It’s a November to remember in space. Here are some exciting space exploration highlights to look forward too!
As the year 2020 comes to close, it’s time to look ahead to 2021 and what’s to come in space exploration. From crewed launches to the ISS and Perseverance landing on Mars, it’s shaping up to be a busy year in space. Let’s take a look!
Here's everything you need to know about NASA astronauts Bob Behnken and Doug Hurley's return home from the International Space Station on Sunday, August 2.
NASA’s Juno probe, the supremely awesome Jupiter orbiter, recently captured some stunning images of Ganymede, the largest moon of Jupiter, during the orbiter’s 34th trip around the giant.
It’s like “Armageddon” but in real life.
Recently NASA announced two brand-spanking new missions to our sister planet, Venus. This is the first time in over 40 years that Americans have led a mission to that enigmatic planet. What do they hope to find? Clues to our past…and answers to our future.

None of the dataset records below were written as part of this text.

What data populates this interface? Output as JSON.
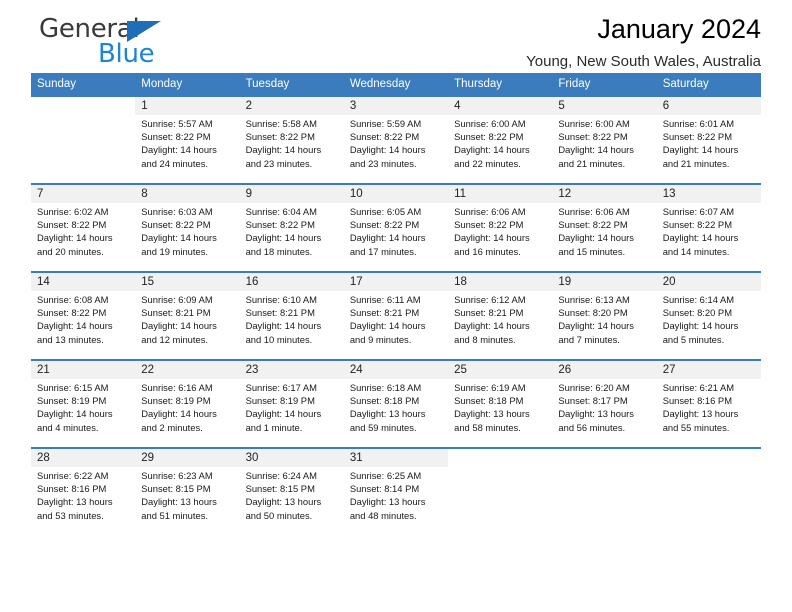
{
  "brand": {
    "name_part1": "General",
    "name_part2": "Blue",
    "accent_color": "#1d85d6",
    "triangle_color": "#1d6fb8"
  },
  "header": {
    "title": "January 2024",
    "subtitle": "Young, New South Wales, Australia",
    "header_bg_color": "#3a7cbe"
  },
  "calendar": {
    "weekday_headers": [
      "Sunday",
      "Monday",
      "Tuesday",
      "Wednesday",
      "Thursday",
      "Friday",
      "Saturday"
    ],
    "weeks": [
      [
        {
          "day": "",
          "lines": []
        },
        {
          "day": "1",
          "lines": [
            "Sunrise: 5:57 AM",
            "Sunset: 8:22 PM",
            "Daylight: 14 hours",
            "and 24 minutes."
          ]
        },
        {
          "day": "2",
          "lines": [
            "Sunrise: 5:58 AM",
            "Sunset: 8:22 PM",
            "Daylight: 14 hours",
            "and 23 minutes."
          ]
        },
        {
          "day": "3",
          "lines": [
            "Sunrise: 5:59 AM",
            "Sunset: 8:22 PM",
            "Daylight: 14 hours",
            "and 23 minutes."
          ]
        },
        {
          "day": "4",
          "lines": [
            "Sunrise: 6:00 AM",
            "Sunset: 8:22 PM",
            "Daylight: 14 hours",
            "and 22 minutes."
          ]
        },
        {
          "day": "5",
          "lines": [
            "Sunrise: 6:00 AM",
            "Sunset: 8:22 PM",
            "Daylight: 14 hours",
            "and 21 minutes."
          ]
        },
        {
          "day": "6",
          "lines": [
            "Sunrise: 6:01 AM",
            "Sunset: 8:22 PM",
            "Daylight: 14 hours",
            "and 21 minutes."
          ]
        }
      ],
      [
        {
          "day": "7",
          "lines": [
            "Sunrise: 6:02 AM",
            "Sunset: 8:22 PM",
            "Daylight: 14 hours",
            "and 20 minutes."
          ]
        },
        {
          "day": "8",
          "lines": [
            "Sunrise: 6:03 AM",
            "Sunset: 8:22 PM",
            "Daylight: 14 hours",
            "and 19 minutes."
          ]
        },
        {
          "day": "9",
          "lines": [
            "Sunrise: 6:04 AM",
            "Sunset: 8:22 PM",
            "Daylight: 14 hours",
            "and 18 minutes."
          ]
        },
        {
          "day": "10",
          "lines": [
            "Sunrise: 6:05 AM",
            "Sunset: 8:22 PM",
            "Daylight: 14 hours",
            "and 17 minutes."
          ]
        },
        {
          "day": "11",
          "lines": [
            "Sunrise: 6:06 AM",
            "Sunset: 8:22 PM",
            "Daylight: 14 hours",
            "and 16 minutes."
          ]
        },
        {
          "day": "12",
          "lines": [
            "Sunrise: 6:06 AM",
            "Sunset: 8:22 PM",
            "Daylight: 14 hours",
            "and 15 minutes."
          ]
        },
        {
          "day": "13",
          "lines": [
            "Sunrise: 6:07 AM",
            "Sunset: 8:22 PM",
            "Daylight: 14 hours",
            "and 14 minutes."
          ]
        }
      ],
      [
        {
          "day": "14",
          "lines": [
            "Sunrise: 6:08 AM",
            "Sunset: 8:22 PM",
            "Daylight: 14 hours",
            "and 13 minutes."
          ]
        },
        {
          "day": "15",
          "lines": [
            "Sunrise: 6:09 AM",
            "Sunset: 8:21 PM",
            "Daylight: 14 hours",
            "and 12 minutes."
          ]
        },
        {
          "day": "16",
          "lines": [
            "Sunrise: 6:10 AM",
            "Sunset: 8:21 PM",
            "Daylight: 14 hours",
            "and 10 minutes."
          ]
        },
        {
          "day": "17",
          "lines": [
            "Sunrise: 6:11 AM",
            "Sunset: 8:21 PM",
            "Daylight: 14 hours",
            "and 9 minutes."
          ]
        },
        {
          "day": "18",
          "lines": [
            "Sunrise: 6:12 AM",
            "Sunset: 8:21 PM",
            "Daylight: 14 hours",
            "and 8 minutes."
          ]
        },
        {
          "day": "19",
          "lines": [
            "Sunrise: 6:13 AM",
            "Sunset: 8:20 PM",
            "Daylight: 14 hours",
            "and 7 minutes."
          ]
        },
        {
          "day": "20",
          "lines": [
            "Sunrise: 6:14 AM",
            "Sunset: 8:20 PM",
            "Daylight: 14 hours",
            "and 5 minutes."
          ]
        }
      ],
      [
        {
          "day": "21",
          "lines": [
            "Sunrise: 6:15 AM",
            "Sunset: 8:19 PM",
            "Daylight: 14 hours",
            "and 4 minutes."
          ]
        },
        {
          "day": "22",
          "lines": [
            "Sunrise: 6:16 AM",
            "Sunset: 8:19 PM",
            "Daylight: 14 hours",
            "and 2 minutes."
          ]
        },
        {
          "day": "23",
          "lines": [
            "Sunrise: 6:17 AM",
            "Sunset: 8:19 PM",
            "Daylight: 14 hours",
            "and 1 minute."
          ]
        },
        {
          "day": "24",
          "lines": [
            "Sunrise: 6:18 AM",
            "Sunset: 8:18 PM",
            "Daylight: 13 hours",
            "and 59 minutes."
          ]
        },
        {
          "day": "25",
          "lines": [
            "Sunrise: 6:19 AM",
            "Sunset: 8:18 PM",
            "Daylight: 13 hours",
            "and 58 minutes."
          ]
        },
        {
          "day": "26",
          "lines": [
            "Sunrise: 6:20 AM",
            "Sunset: 8:17 PM",
            "Daylight: 13 hours",
            "and 56 minutes."
          ]
        },
        {
          "day": "27",
          "lines": [
            "Sunrise: 6:21 AM",
            "Sunset: 8:16 PM",
            "Daylight: 13 hours",
            "and 55 minutes."
          ]
        }
      ],
      [
        {
          "day": "28",
          "lines": [
            "Sunrise: 6:22 AM",
            "Sunset: 8:16 PM",
            "Daylight: 13 hours",
            "and 53 minutes."
          ]
        },
        {
          "day": "29",
          "lines": [
            "Sunrise: 6:23 AM",
            "Sunset: 8:15 PM",
            "Daylight: 13 hours",
            "and 51 minutes."
          ]
        },
        {
          "day": "30",
          "lines": [
            "Sunrise: 6:24 AM",
            "Sunset: 8:15 PM",
            "Daylight: 13 hours",
            "and 50 minutes."
          ]
        },
        {
          "day": "31",
          "lines": [
            "Sunrise: 6:25 AM",
            "Sunset: 8:14 PM",
            "Daylight: 13 hours",
            "and 48 minutes."
          ]
        },
        {
          "day": "",
          "lines": []
        },
        {
          "day": "",
          "lines": []
        },
        {
          "day": "",
          "lines": []
        }
      ]
    ]
  }
}
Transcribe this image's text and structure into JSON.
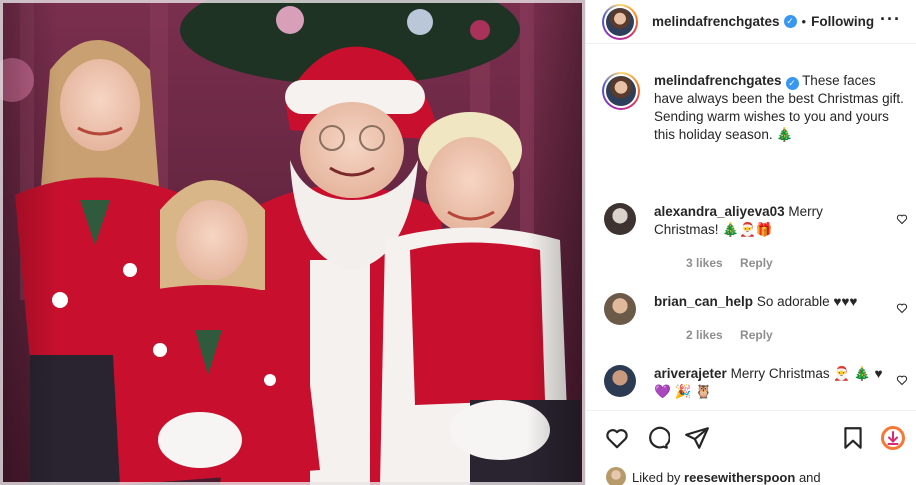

The James Webb Space Telescope is gearing up to be an exoplanet extraordinaire. Among many other missions and targets, astronomers plan to use the observatory, now in its final stages of preparations to study…well, a world where it might rain lava.
Nearly a month after the James Webb Space Telescope launched from French Guiana on December 25, the telescope has reached its final destination–almost a million miles from Earth.
NASA’s first mission to test asteroid deflection technology launched yesterday. DART, or Double Asteroid Redirection Test, is a mission to slam a rocket into an asteroid… hopefully altering its path.
All hail the James Webb, the ultra-powerful super-telescope for the next generation. Or for about 5-10 years when its fuel runs out.
Small stars can pack a surprisingly powerful punch. For an example look no further than the nearest neighbor to our solar system, Proxima Centauri. This little red dwarf just sent off a blast a hundred times more powerful than anything that our own sun ever has.
The Star Trek star will become the oldest person to go to space when he launches aboard a Blue Origin rocket on Wednesday, October 13. Watch live coverage on Space Launch LIVE: Shatner in Space on Discovery and Science Channel starting at 8:30A ET with liftoff scheduled for 10A ET.
In a historic first, Ingenuity successfully flew on the Red Planet. The Mars helicopter was in the air for about 40 seconds.
Sure, the sun looks all calm up there in the sky. Kids even put little smiley faces on the sun when they draw it. But look closer and you’ll find that our sun has a nasty, violent temper.
What’s shiny and lives under the Martian ice? No, it’s not a joke. It’s clay. Just…clay.